“I'm not selling it,” he told me, “I caught it myself on a fishing boat near Istmina and turned it into a hat. Everyone calls me "El Pescao" (The Fish”) because I don't even take it off to sleep. What I sell is borojó. I get it in Chocó and I bring it here in Cartagena because you can't see this fruit around here and many people are interested because it has many properties. Imagine this package is used to improve the thyroid, remove fever, it is useful for constipation, it helps the malnourished and even increases sexual potency. Buy me this last bag and you won't regret it. Don’t you see me firm? Well, there you go, that's the borojo.
I spend up to three and four months around here collecting money and until I sell the last package I don't go back to my town. I have my family there, only one woman and four pelaos (kids), who are already grown up. Everyone is already searching.
Here I have my cycle and a room to sleep, with this I can go out to sell and the hat is to protect me from the sun. But I became famous like this Pescao and now they even call me on the street and everything.
It makes me laugh because as long as they buy me the fruit I am happy in the game. Do you know, right?”
This group of photographs will be exhibited “In the Windows at Nohra Haime” beginning May 5th until

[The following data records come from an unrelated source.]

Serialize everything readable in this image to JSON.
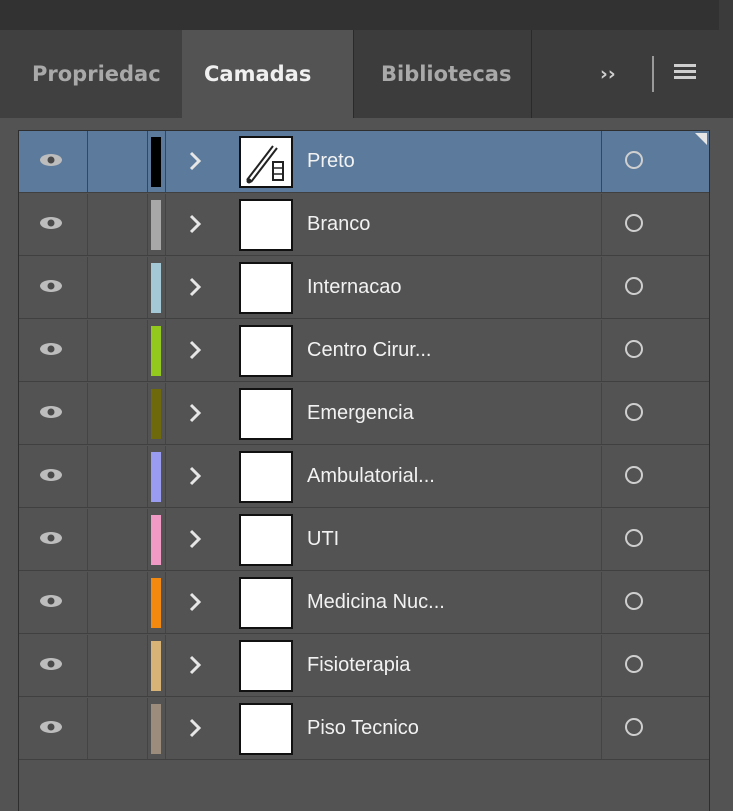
{
  "tabs": [
    {
      "label": "Propriedac"
    },
    {
      "label": "Camadas"
    },
    {
      "label": "Bibliotecas"
    }
  ],
  "overflow_label": "››",
  "colors": {
    "selected_row": "#5c7b9c",
    "panel_bg": "#535353"
  },
  "layers": [
    {
      "name": "Preto",
      "color": "#000000",
      "selected": true,
      "icon": "pen-drawing-thumbnail"
    },
    {
      "name": "Branco",
      "color": "#a8a8a8"
    },
    {
      "name": "Internacao",
      "color": "#a5c8d6"
    },
    {
      "name": "Centro Cirur...",
      "color": "#93c81c"
    },
    {
      "name": "Emergencia",
      "color": "#6e6a0c"
    },
    {
      "name": "Ambulatorial...",
      "color": "#9a9cf2"
    },
    {
      "name": "UTI",
      "color": "#f19ac6"
    },
    {
      "name": "Medicina Nuc...",
      "color": "#f38a0f"
    },
    {
      "name": "Fisioterapia",
      "color": "#d7b378"
    },
    {
      "name": "Piso Tecnico",
      "color": "#9c8c7c"
    }
  ]
}
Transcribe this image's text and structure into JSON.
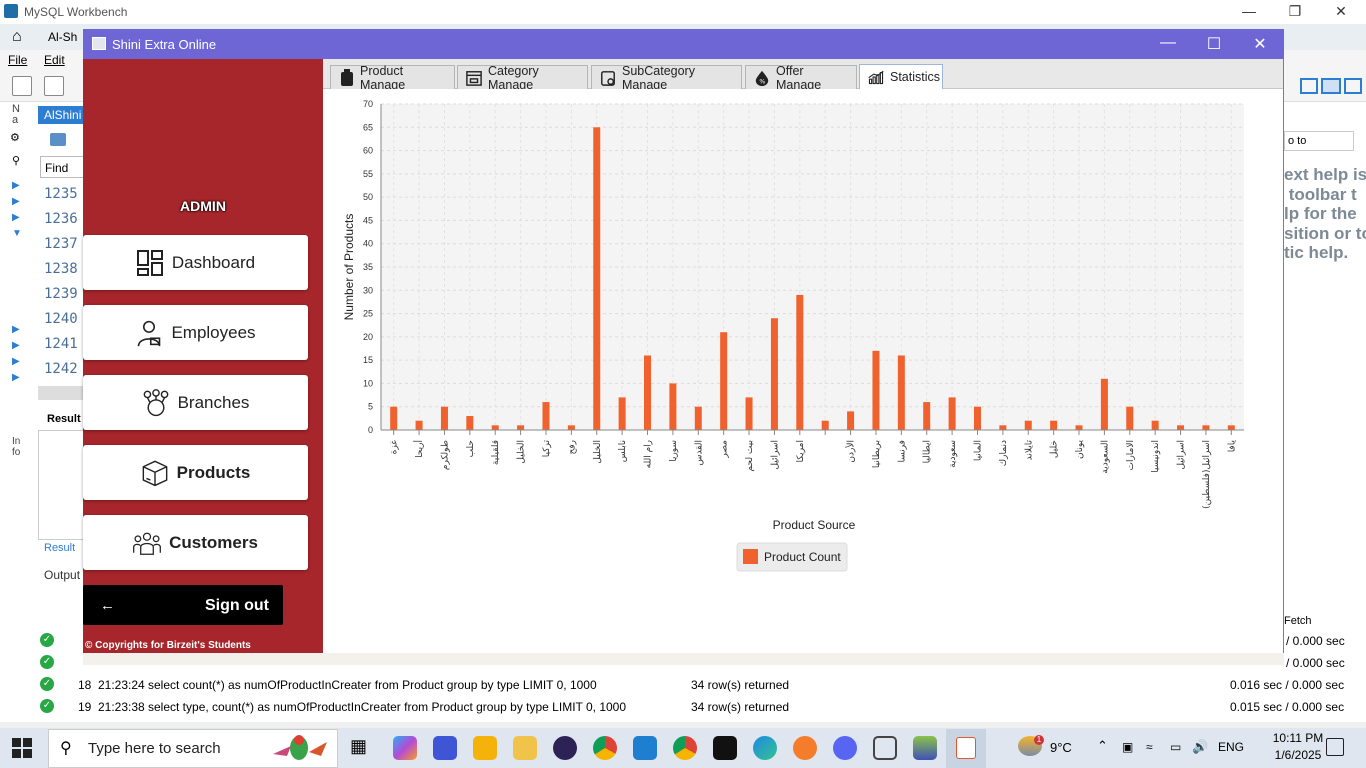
{
  "workbench": {
    "title": "MySQL Workbench",
    "tab_label": "Al-Sh",
    "menu": [
      "File",
      "Edit"
    ],
    "schema_tab": "AlShini",
    "find_placeholder": "Find",
    "line_numbers": [
      "1235",
      "1236",
      "1237",
      "1238",
      "1239",
      "1240",
      "1241",
      "1242"
    ],
    "result_label": "Result",
    "output_label": "Output",
    "help_text": "ext help is\n toolbar t\nlp for the\nsition or to\ntic help.",
    "right_input": "o to",
    "fetch_header": "Fetch",
    "output_rows": [
      {
        "num": "",
        "time": "",
        "action": "",
        "message": "",
        "duration": "/ 0.000 sec"
      },
      {
        "num": "",
        "time": "",
        "action": "",
        "message": "",
        "duration": "/ 0.000 sec"
      },
      {
        "num": "18",
        "time": "21:23:24",
        "action": "select count(*) as numOfProductInCreater from Product group by type LIMIT 0, 1000",
        "message": "34 row(s) returned",
        "duration": "0.016 sec / 0.000 sec"
      },
      {
        "num": "19",
        "time": "21:23:38",
        "action": "select type, count(*) as numOfProductInCreater from Product group by type LIMIT 0, 1000",
        "message": "34 row(s) returned",
        "duration": "0.015 sec / 0.000 sec"
      }
    ]
  },
  "app": {
    "title": "Shini Extra Online",
    "role": "ADMIN",
    "nav": [
      {
        "label": "Dashboard",
        "icon": "dashboard-icon"
      },
      {
        "label": "Employees",
        "icon": "employee-icon"
      },
      {
        "label": "Branches",
        "icon": "branches-icon"
      },
      {
        "label": "Products",
        "icon": "box-icon"
      },
      {
        "label": "Customers",
        "icon": "customers-icon"
      }
    ],
    "signout_arrow": "←",
    "signout_label": "Sign out",
    "copyright": "© Copyrights for Birzeit's Students",
    "tabs": [
      {
        "label": "Product Manage",
        "icon": "product-icon"
      },
      {
        "label": "Category Manage",
        "icon": "category-icon"
      },
      {
        "label": "SubCategory Manage",
        "icon": "subcategory-icon"
      },
      {
        "label": "Offer Manage",
        "icon": "offer-icon"
      },
      {
        "label": "Statistics",
        "icon": "statistics-icon"
      }
    ],
    "active_tab": "Statistics",
    "colors": {
      "sidebar": "#a6262b",
      "titlebar": "#6f66d6",
      "bar": "#f0612d"
    }
  },
  "chart_data": {
    "type": "bar",
    "title": "",
    "xlabel": "Product Source",
    "ylabel": "Number of Products",
    "ylim": [
      0,
      70
    ],
    "yticks": [
      0,
      5,
      10,
      15,
      20,
      25,
      30,
      35,
      40,
      45,
      50,
      55,
      60,
      65,
      70
    ],
    "grid": true,
    "legend_position": "bottom-center",
    "categories": [
      "غزة",
      "أريحا",
      "طولكرم",
      "حلب",
      "قلقيلية",
      "الخليل",
      "تركيا",
      "رفح",
      "الخليل",
      "نابلس",
      "رام الله",
      "سوريا",
      "القدس",
      "مصر",
      "بيت لحم",
      "اسرائيل",
      "امريكا",
      "",
      "الأردن",
      "بريطانيا",
      "فرنسا",
      "ايطاليا",
      "سعودية",
      "المانيا",
      "دنمارك",
      "تايلاند",
      "خليل",
      "يونان",
      "السعودية",
      "الامارات",
      "اندونيسيا",
      "اسرائيل",
      "اسرائيل(فلسطين)",
      "يافا"
    ],
    "series": [
      {
        "name": "Product Count",
        "color": "#f0612d",
        "values": [
          5,
          2,
          5,
          3,
          1,
          1,
          6,
          1,
          65,
          7,
          16,
          10,
          5,
          21,
          7,
          24,
          29,
          2,
          4,
          17,
          16,
          6,
          7,
          5,
          1,
          2,
          2,
          1,
          11,
          5,
          2,
          1,
          1,
          1
        ]
      }
    ]
  },
  "taskbar": {
    "search_placeholder": "Type here to search",
    "weather": "9°C",
    "weather_badge": "1",
    "language": "ENG",
    "time": "10:11 PM",
    "date": "1/6/2025"
  }
}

Dates: May 5 – June 5 , 2021
For more information: Leslie Garrett at 212-888-3550 or firstname.lastname@example.org